Planning documents submitted to Wealden District Council dating from October 2020, show that the gallery will form part of a new building designed by Adam Richards Architects of London. The new complex, which will also include a meditation room, will replace a shed and cottage in the grounds of the property.
But both buildings house common pipistrelle and long-eared bats which are a protected species. The issue of protecting the bats was resolved by providing “bat roosting opportunities” in the new building, say the minutes from that planning meeting, which also state that the gallery plan for Highwell House was approved on 7 January.

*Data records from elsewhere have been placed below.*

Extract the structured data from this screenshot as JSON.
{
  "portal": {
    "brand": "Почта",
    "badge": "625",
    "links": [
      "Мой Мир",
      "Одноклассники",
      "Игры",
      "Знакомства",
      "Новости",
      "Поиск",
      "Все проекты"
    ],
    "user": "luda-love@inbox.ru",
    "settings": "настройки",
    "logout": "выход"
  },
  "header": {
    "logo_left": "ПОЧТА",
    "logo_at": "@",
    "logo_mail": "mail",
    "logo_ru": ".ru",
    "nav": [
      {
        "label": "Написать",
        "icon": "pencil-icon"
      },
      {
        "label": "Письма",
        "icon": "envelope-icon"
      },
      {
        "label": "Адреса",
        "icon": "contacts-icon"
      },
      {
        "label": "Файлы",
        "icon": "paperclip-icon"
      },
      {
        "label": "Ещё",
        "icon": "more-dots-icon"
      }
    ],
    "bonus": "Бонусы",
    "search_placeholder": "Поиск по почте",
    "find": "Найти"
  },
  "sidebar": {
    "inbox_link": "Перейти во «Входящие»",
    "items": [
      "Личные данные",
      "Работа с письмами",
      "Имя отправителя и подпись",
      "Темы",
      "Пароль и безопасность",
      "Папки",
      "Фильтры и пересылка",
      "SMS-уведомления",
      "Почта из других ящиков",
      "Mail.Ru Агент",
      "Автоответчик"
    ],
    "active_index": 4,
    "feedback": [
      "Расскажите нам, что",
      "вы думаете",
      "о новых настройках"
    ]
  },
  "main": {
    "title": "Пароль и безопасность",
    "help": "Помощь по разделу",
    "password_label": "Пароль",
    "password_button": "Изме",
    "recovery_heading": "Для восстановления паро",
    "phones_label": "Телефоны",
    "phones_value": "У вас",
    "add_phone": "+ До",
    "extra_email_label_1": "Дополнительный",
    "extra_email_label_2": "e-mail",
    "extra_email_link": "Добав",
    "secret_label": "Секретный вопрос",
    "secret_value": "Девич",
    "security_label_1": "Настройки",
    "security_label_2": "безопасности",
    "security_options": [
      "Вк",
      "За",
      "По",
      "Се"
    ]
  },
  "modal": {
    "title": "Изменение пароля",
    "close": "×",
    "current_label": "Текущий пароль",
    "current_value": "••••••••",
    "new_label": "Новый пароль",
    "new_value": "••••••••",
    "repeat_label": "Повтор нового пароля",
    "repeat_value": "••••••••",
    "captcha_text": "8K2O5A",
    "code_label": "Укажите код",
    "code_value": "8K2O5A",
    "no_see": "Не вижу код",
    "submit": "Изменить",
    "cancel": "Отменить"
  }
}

The project is backed by another local authority, Rotherfield Parish Council; its planning and building committee minutes (on 8 December 2020) state that plans to “construct [an] ancillary garden building as home office/studio and gallery” have been approved. The reason given in the meeting notes is that it “will enhance the facilities of the property”.
Blanchett is thought to own works by Paula Rego and Zhang Huan. In 2010, the Sydney Morning Herald reported that Blanchett had bought the 20-panel piece Target by the Chinese-Australian artist Guan Wei. She could not be reached for comment.
The actor, who has starred in Blue Jasmine and Mrs. America, carved a presence in the art world with her role in the 2015 multi-screen film Manifesto, directed by the German artist Julian Rosefeldt. In the film, she delivers a dystopian performance as 13 separate characters who recite artists’ manifestos of various movements, from Kazimir Malevich’s Suprematist Manifesto (1916) to the Fluxus Manifesto (1963) by Mierle Laderman Ukeles.
Late last year, Blanchett appeared in a video and sound installation that reimagines the “temperaments”, or the theory of “personality types” introduced by the Greek philosopher Galen. The Four Temperaments (2020), created by the Italian artist Marco Brambilla, was shown at Michael Fuchs Galerie in Berlin.